February 17, 2018


By Louis Pin, St. Thomas Times-Journal


Rowan Miller slept outside Boston Pizza Thursday night, one of nine people raising awareness for homelessness in St. Thomas.

A few years ago she didn’t have a choice.

Miller, a St. Thomas native, was homeless for months after high school. She stayed where she could, often with friends as far away as Fort Erie. Miller permanently returned to St. Thomas only with help from the YWCA, who gave her a place to rebound.

“I ended up living in the YWCA residence for almost a year,” Miller said.

“So this hit really close to home.”

It was the second year for the Sleepless in our City fundraiser, organized by the local United Way. It asked notable people in the community to sleep outside in their cars Thursday night to Friday morning, raising funds and awareness at the same time.

Last year, they drew two participants. This year, they had nine, including local MP Karen Vecchio.

“Bringing the conversation up as we have in the last 24 hours has been phenomenal,” Vecchio said.

“People don’t realize what’s happening in our own backyards. Homelessness is a really big issue.”

That’s no different in St. Thomas than anywhere else. The YWCA estimates some 100 city youths are homeless on any given night, often staying in temporary residences and struggling to find steady employment.

“There were times I had to find a friend’s house to stay at,” Miller said. “There wasn’t really the option to go back (home).”

United Way is in the middle of its annual campaign, which wraps up at the end of March. It raised roughly $7,500 from the Sleepless in our City event before Thursday night. The agency’s Barbara Patterson said other donations came in overnight.

“Our annual campaign is underway still. It’s going really well,” she said.

“Still working away at it.”

Among the overnight sleepers were Sean Dyke, chair of this year’s United Way campaign; Mike Kerkvliet, with the Small Business Enterprise Centre; and four students (or recent students) of Fanshawe College.

Miller and her friend, Carly Kocins, were part of the Fanshawe contingent. They were introduced to each other through the YWCA and eventually moved in together, into a more stable renting situation.

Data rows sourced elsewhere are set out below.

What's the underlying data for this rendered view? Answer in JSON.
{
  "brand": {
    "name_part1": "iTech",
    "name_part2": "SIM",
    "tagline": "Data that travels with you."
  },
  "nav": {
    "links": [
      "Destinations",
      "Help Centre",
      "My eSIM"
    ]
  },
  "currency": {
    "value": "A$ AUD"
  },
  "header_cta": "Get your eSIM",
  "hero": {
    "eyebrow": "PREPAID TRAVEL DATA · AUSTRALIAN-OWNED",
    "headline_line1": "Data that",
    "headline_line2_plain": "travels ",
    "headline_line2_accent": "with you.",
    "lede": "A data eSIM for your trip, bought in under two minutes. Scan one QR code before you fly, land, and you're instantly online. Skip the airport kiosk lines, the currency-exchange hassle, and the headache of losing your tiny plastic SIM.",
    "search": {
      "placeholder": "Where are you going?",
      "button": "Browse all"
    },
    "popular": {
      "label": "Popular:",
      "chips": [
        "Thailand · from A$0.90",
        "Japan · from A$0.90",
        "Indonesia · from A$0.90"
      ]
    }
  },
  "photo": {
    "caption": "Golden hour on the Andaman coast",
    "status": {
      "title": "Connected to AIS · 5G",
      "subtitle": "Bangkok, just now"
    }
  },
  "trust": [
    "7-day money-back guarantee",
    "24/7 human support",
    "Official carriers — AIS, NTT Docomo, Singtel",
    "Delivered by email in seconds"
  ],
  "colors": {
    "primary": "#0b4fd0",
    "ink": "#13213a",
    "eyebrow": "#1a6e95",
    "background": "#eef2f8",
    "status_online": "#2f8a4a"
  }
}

“It was through (the YWCA) that I was able to get back onto my feet,” Miller said. “Get back into the working world, go to school.

“If it wasn’t for the YWCA, I’d still be on the streets.”